I have been watching Houman Orei play the traditional Persian Tonbak drum with us, a gorgeous instrument carved from a solid piece of Walnut wood. It has a lovely sound, darker than the bright Darbuka, which is also called Dumbek. The playing technique of the Tonbak involves mostly finger slapping, compared to, say, the palm slapping of a conga or djembe. These finger techniques are exactly the same as rasgueados, the strumming technique used in flamenco guitar music. Since the Tonbak is a very old Persian instrument, it seems likely that Moorish musicians in Spain played those, or similar drums. It seems logical to me that guitarists observed these drum techniques and copied them to enhance their rhythmic playing, especially in view of accompanying dancers.
I had an idea for a new OL logo and quickly sketched it in a notebook. When I tried to re-create one of them on my computer I realized that drawing with a computer suffers from the same problem we have fitting musical events within the constrains of a Midi grid. Creating the design on a computer involves deconstructing the logo into geometric figures and lines that are available in the software… mind-numbing, in other words. I think I’d rather send my sketch to the designer we have been using and let him translate it into machine-speak. Remembered an interesting conversation with a friend, who is an architect, a year ago, regarding translating complex hand-drawn curves into a CAD program – which he claimed was nearly impossible and seemed to involve making many compromises.
A few photos of the stage:
The first show went well yesterday. The second one started out well, but suddenly, during Sixteen Hours, the stage became a rather warm place. And then uncomfortable and hot enough to make the guitar’s g-string suddenly turn sharp during Heart Still/Beating. Michael noticed the sudden heat-wave on stage as well. Was it when the DJ set in the other room started to kick in and maybe the AC was overwhelmed by too many bodies? We don’t know.
Loading out of Yoshi’s was hell, I am told, and lasted until 01:30 in the morning. Tight parking lot. Some helpful and some not so helpful Yoshi’s people. I was blissfully unaware as I was told to go back to the hotel a little after midnight. In my room I turned on the TV for the first time and discovered the Argentinia : Germany game on ESPN. Watched most of it and remembered my father, who was a big fan.
A few links:
A beautiful story and music by Canton:
Chanson pour Monsieur Du Serf (1993) | Canton Becker
“Il y’a un truque que m’a frappé: Tu a quatre-vingnt ans, il y’a des vins que tu ne boiras jamais.”
(This is the thing that struck me: You’re eighty years old, there are some wines that you’ll never drink.)
A bicycle joke:
Bike Joke « Urban Velo
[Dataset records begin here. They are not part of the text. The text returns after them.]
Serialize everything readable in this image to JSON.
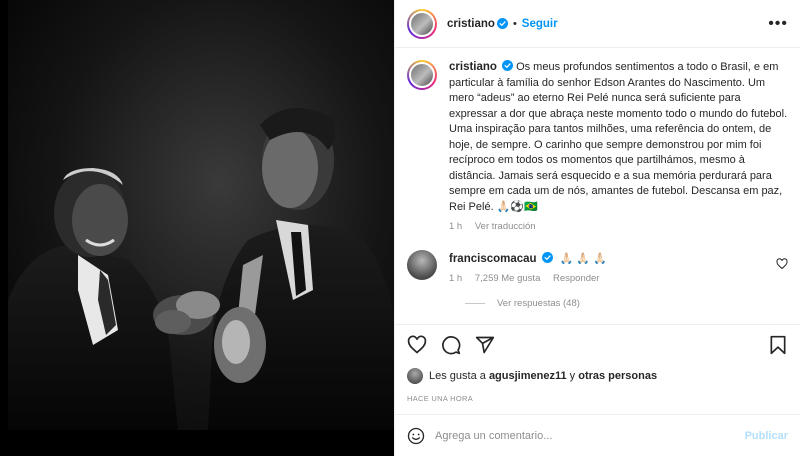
{
  "header": {
    "username": "cristiano",
    "separator": "•",
    "follow_label": "Seguir",
    "more_icon": "more-horizontal-icon"
  },
  "caption": {
    "username": "cristiano",
    "text": "Os meus profundos sentimentos a todo o Brasil, e em particular à família do senhor Edson Arantes do Nascimento. Um mero “adeus” ao eterno Rei Pelé nunca será suficiente para expressar a dor que abraça neste momento todo o mundo do futebol. Uma inspiração para tantos milhões, uma referência do ontem, de hoje, de sempre. O carinho que sempre demonstrou por mim foi recíproco em todos os momentos que partilhámos, mesmo à distância. Jamais será esquecido e a sua memória perdurará para sempre em cada um de nós, amantes de futebol. Descansa em paz, Rei Pelé.",
    "emojis": "🙏🏻⚽🇧🇷",
    "time": "1 h",
    "translate_label": "Ver traducción"
  },
  "comment": {
    "username": "franciscomacau",
    "emojis": "🙏🏻🙏🏻🙏🏻",
    "time": "1 h",
    "likes": "7,259 Me gusta",
    "reply_label": "Responder",
    "view_replies": "Ver respuestas (48)"
  },
  "likes_summary": {
    "prefix": "Les gusta a",
    "user": "agusjimenez11",
    "middle": "y",
    "others": "otras personas"
  },
  "posted_ago": "HACE UNA HORA",
  "composer": {
    "placeholder": "Agrega un comentario...",
    "publish_label": "Publicar"
  },
  "colors": {
    "accent": "#0095f6",
    "verified": "#0095f6",
    "muted": "#8e8e8e"
  }
}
What do you call an Indian bike messenger?
An explanation of a worm hole
Consumer Report blog entry regarding the iPhone 4 – no, I don’t have any problems with it either.
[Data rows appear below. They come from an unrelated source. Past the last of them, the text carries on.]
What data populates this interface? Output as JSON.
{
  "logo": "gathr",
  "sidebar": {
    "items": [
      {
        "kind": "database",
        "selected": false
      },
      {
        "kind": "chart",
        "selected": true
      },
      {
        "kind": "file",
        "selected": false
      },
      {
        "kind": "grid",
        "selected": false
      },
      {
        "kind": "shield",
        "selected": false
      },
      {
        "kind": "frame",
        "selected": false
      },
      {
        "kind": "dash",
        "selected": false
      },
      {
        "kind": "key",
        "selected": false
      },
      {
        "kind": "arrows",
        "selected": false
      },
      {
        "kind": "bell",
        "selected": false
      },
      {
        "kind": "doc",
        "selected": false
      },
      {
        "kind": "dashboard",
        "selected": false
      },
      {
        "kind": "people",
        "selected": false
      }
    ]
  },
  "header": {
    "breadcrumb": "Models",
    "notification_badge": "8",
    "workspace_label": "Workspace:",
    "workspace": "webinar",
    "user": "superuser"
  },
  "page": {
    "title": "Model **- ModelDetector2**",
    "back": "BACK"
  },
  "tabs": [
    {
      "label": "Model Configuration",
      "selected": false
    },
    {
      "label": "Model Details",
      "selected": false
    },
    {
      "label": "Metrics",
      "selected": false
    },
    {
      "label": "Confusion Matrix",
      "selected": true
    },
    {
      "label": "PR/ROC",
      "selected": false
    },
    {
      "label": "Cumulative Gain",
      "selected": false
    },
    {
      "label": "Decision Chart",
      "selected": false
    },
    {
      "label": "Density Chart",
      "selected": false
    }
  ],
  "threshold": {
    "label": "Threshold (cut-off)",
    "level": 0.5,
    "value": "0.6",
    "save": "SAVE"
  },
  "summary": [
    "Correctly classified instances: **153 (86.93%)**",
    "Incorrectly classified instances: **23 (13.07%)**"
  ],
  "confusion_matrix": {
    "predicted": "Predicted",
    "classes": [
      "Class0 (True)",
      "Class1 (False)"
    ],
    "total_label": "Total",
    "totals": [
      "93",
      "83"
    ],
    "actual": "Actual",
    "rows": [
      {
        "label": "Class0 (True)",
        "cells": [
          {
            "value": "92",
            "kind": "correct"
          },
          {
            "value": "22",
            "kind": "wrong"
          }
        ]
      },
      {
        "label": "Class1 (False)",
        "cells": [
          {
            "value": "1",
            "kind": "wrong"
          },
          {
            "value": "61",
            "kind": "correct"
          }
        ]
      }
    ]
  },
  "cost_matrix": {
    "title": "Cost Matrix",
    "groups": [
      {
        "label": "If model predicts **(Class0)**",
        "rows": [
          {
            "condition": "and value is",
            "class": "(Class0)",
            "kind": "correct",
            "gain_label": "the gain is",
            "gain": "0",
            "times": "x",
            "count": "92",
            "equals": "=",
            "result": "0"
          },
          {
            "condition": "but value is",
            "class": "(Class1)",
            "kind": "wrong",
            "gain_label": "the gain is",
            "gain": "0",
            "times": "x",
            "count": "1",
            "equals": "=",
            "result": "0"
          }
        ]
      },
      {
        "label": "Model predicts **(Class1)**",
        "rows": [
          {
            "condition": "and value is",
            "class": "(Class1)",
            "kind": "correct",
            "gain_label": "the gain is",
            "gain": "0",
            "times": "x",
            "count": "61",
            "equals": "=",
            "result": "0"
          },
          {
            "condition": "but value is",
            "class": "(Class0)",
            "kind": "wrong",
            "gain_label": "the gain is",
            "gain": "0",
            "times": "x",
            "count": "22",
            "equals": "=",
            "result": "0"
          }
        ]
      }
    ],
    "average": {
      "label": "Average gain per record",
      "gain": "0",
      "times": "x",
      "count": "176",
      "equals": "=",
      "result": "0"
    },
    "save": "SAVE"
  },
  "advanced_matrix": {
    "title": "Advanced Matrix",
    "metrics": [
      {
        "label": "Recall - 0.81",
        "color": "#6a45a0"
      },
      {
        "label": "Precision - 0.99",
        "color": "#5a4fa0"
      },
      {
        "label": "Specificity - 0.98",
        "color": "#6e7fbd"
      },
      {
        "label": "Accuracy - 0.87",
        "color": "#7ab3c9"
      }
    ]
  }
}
Beautiful video on YouTube, about Japanese motorcycle designer/builder Shinya Kimura
The band rocked Friday night! Jon’s bass was fixed and he sounded great, really inventive and creative. We had some very fine moments and I believe Jaron captured it all. This is the strong suit of the trio, improvisation and creative exploration of the material.
Here are some photos from Thursday evening, when Jon and Matt discovered that the replacement potentiometer Lakland had sent for Jon’s bass, was different and the nut for the broken pot didn’t fit the new pot.
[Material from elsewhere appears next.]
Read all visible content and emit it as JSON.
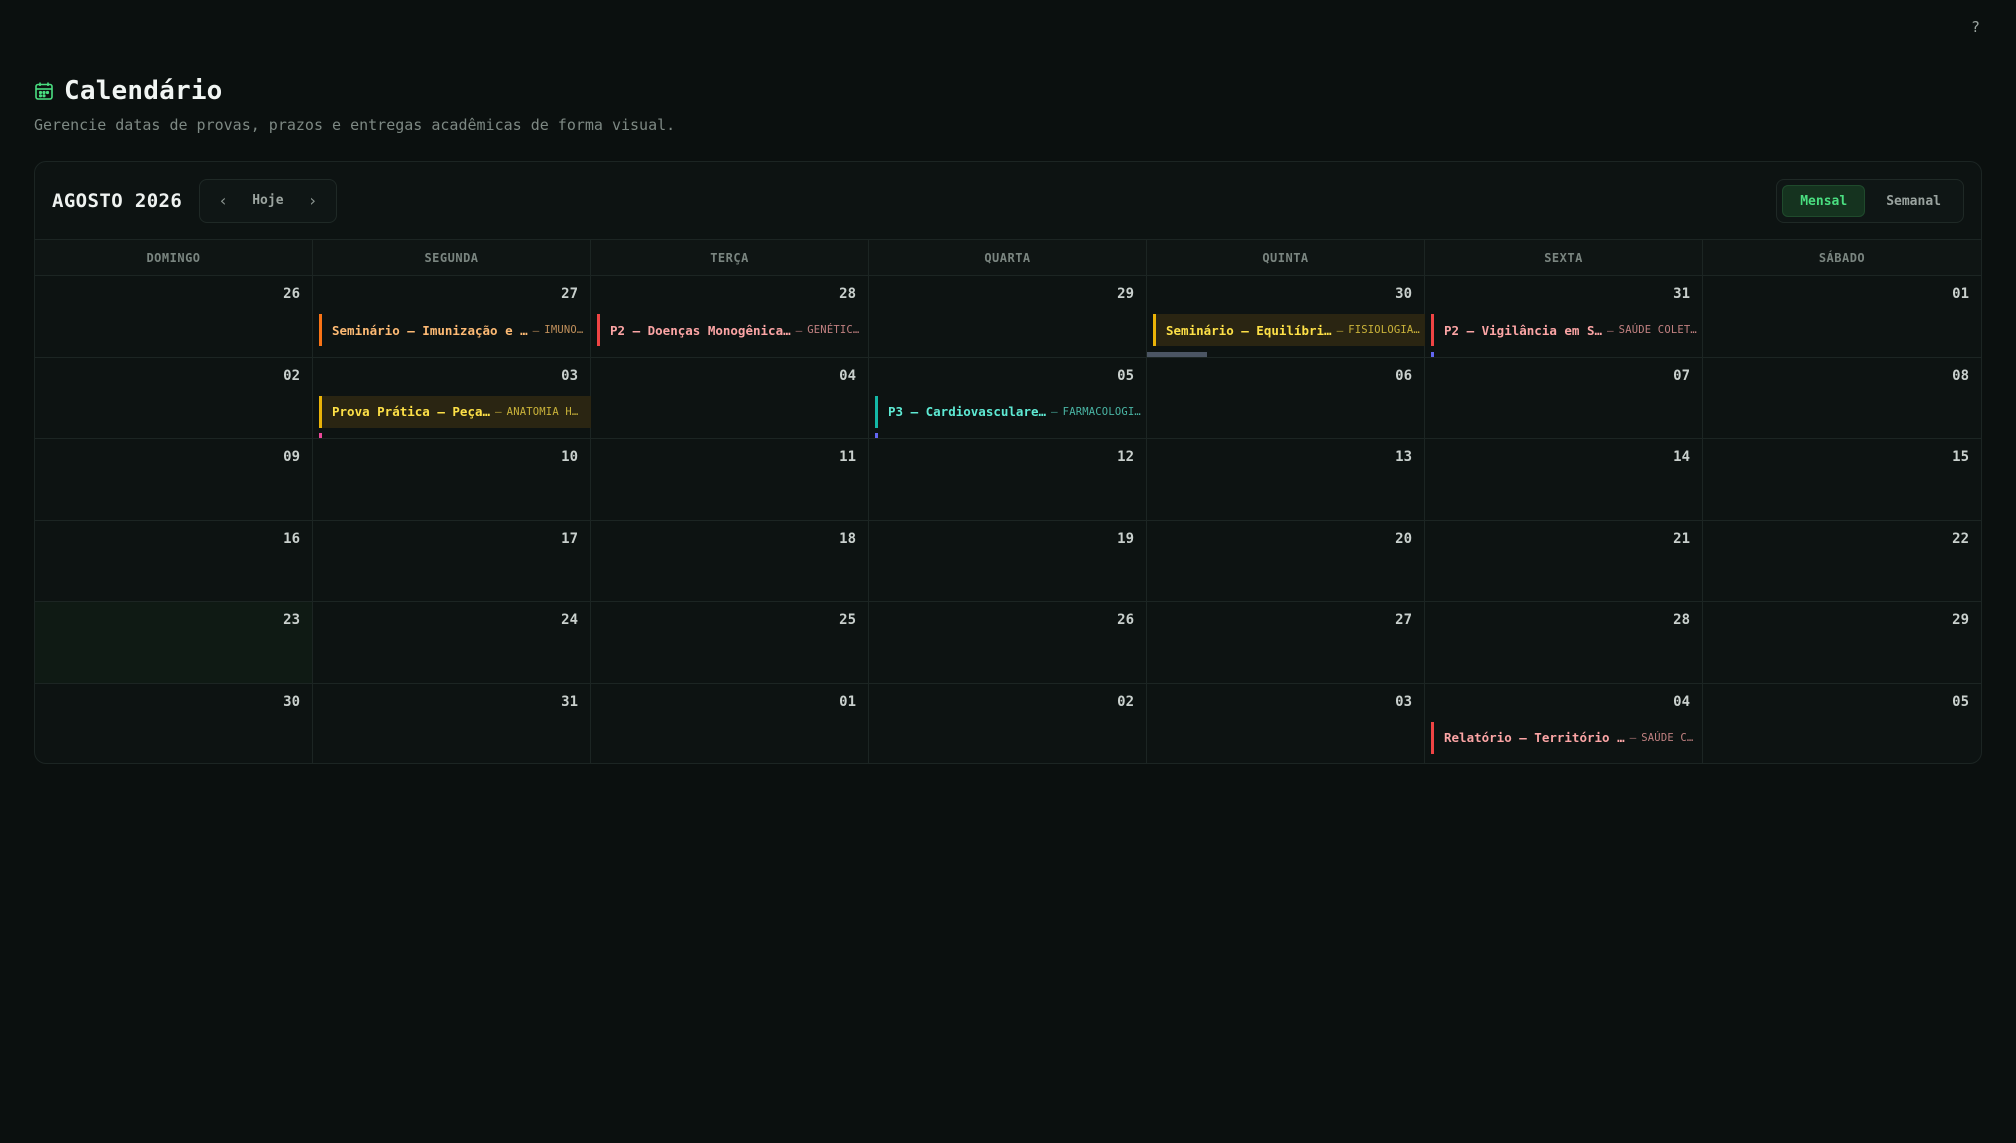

Tools of the trade:
The new t-shirt for men.
Michael suggested using a piece of a laminate to create a temporary nut that would hold the volume knob in place. It worked and actually looked pretty cool. Jon couldn’t use the knob that evening – he likes to use it instead of the foot pedal for swells – but it all held together.
I must wonder about Yoshi’s. I love playing there, but they had a DJ night in the other room, the sounds of which apparently spilled into the theater at times. I am told we got the DJ to turn down, but still, we had two sold out shows – why did they also do a DJ night, unless they really need the money? Here is hoping that Yoshi’s will be around for a long time!